The effect of loading conditions on pavement responses calculated using a linear-elastic model
In most structural pavement design methods, strains and stresses in the layers are calculated with multi-layer programs based on the Burmister model using the linear elastic theory. Burmister defined loads as a constant pressure applied on a circular surface. New technology for measuring tire-pavement contact stresses has shown that the assumptions used in the multi-layer models do not correspond to reality. This study evaluates the relative influence of different parameters, which diverge considerably from the assumptions made in the multi-layer models. For a constant vertical load and a constant inflation pressure of a super-single tire, calculations of the strains and stresses in a reference structure were made for various methods of load application. Variations concerned the shape of the load surface, the value of the applied mean vertical pressure, the distribution of the vertical load pressure on the load surface and the application of a transversal load. The evaluation of the strain and stress distributions was made at two critical depths in the structure: at the bottom and at the top of the bituminous layers. It was seen from this study carried out on a pavement with a total thickness of 170 mm for the bituminous layers, that the main parameter that influences the stress and strain distributions in the structure was the definition of the shape and the extent of the load surface.

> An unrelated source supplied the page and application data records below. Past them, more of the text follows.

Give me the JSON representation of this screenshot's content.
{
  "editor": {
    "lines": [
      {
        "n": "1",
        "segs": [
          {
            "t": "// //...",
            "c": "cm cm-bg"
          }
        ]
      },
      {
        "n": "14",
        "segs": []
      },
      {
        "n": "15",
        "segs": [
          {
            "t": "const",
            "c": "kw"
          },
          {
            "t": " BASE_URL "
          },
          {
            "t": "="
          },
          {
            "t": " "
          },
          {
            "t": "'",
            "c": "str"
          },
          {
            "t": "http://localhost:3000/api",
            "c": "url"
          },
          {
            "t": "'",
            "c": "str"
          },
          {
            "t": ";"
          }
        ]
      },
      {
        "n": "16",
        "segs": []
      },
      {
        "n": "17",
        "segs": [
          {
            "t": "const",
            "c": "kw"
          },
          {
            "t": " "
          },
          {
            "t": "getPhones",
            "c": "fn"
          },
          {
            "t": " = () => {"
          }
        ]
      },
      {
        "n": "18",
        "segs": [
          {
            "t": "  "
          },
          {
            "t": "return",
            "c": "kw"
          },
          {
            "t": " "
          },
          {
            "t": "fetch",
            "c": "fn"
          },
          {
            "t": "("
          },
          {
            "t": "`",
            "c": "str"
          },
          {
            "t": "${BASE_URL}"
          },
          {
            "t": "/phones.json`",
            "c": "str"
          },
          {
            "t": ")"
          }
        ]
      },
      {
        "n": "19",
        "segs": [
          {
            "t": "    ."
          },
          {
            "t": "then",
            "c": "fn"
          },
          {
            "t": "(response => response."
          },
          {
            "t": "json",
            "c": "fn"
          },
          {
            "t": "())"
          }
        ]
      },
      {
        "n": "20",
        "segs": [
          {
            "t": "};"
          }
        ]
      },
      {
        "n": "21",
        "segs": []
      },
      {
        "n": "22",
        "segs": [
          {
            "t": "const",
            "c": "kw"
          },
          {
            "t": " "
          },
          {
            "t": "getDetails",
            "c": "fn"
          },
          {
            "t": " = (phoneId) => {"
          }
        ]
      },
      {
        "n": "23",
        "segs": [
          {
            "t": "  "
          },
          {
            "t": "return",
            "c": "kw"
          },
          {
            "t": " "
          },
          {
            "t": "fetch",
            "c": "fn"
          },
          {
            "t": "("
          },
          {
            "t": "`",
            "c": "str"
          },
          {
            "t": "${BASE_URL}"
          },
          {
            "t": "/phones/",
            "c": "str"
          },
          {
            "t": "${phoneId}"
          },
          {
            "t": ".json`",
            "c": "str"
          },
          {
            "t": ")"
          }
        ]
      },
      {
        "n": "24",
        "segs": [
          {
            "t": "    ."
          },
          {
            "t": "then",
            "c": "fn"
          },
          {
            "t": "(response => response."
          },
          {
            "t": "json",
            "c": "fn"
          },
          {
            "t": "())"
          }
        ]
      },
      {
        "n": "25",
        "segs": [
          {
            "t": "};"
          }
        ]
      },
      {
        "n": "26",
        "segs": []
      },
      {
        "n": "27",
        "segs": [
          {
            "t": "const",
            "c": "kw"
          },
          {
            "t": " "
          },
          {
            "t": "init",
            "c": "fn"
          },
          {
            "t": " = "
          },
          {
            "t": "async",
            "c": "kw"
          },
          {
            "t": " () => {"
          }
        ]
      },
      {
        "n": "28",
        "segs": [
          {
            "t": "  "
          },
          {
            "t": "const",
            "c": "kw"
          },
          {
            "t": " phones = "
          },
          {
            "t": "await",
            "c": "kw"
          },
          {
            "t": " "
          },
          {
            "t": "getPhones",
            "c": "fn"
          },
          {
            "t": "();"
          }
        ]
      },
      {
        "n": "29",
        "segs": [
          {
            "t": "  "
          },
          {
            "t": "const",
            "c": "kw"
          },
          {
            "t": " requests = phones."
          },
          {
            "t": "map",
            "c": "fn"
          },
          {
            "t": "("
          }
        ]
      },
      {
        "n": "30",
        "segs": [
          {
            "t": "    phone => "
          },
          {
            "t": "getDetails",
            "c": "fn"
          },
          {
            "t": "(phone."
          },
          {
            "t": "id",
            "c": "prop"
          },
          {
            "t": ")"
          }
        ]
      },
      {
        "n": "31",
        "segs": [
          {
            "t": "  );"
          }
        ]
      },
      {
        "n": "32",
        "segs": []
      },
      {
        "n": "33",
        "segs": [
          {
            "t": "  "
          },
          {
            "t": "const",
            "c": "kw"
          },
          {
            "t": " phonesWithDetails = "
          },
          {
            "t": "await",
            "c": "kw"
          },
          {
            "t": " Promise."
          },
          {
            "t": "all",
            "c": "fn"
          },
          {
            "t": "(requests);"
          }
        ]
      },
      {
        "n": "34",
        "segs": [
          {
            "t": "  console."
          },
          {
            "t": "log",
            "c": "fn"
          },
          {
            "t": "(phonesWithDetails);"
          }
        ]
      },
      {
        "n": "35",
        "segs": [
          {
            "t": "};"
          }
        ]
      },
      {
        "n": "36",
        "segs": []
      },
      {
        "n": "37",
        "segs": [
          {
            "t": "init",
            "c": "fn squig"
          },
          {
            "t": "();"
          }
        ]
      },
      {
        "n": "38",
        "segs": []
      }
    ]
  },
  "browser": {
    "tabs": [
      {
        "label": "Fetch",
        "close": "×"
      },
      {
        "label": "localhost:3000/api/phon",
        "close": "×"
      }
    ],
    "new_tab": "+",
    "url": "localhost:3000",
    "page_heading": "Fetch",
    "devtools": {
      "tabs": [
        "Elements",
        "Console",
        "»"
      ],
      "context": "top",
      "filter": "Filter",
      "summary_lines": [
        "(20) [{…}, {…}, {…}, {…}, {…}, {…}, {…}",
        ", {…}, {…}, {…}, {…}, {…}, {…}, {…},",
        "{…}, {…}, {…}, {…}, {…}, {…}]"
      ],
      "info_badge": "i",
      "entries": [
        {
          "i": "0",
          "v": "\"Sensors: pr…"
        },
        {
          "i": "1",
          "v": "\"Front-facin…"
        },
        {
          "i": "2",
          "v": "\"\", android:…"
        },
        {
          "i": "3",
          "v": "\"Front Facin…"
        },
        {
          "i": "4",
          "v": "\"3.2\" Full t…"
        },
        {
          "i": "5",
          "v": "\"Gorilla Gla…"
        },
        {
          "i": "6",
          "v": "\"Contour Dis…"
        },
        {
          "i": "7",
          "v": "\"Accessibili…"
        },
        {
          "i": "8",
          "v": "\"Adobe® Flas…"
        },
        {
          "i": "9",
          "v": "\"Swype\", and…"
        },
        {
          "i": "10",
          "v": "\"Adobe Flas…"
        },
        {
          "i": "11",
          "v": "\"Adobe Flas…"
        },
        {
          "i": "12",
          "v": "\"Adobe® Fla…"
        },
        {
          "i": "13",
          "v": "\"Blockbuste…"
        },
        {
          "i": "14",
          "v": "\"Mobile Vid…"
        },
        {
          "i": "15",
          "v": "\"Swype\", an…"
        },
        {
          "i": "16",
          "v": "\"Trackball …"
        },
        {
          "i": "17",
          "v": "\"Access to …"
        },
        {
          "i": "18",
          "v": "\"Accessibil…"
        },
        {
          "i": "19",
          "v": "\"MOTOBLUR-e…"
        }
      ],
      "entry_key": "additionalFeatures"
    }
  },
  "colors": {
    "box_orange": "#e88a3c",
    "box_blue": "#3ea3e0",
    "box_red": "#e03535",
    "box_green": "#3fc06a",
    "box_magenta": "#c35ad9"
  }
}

It was also noticed that transversal loads have non-negligible effects on the strains and stresses, even at the bottom of the bituminous layers.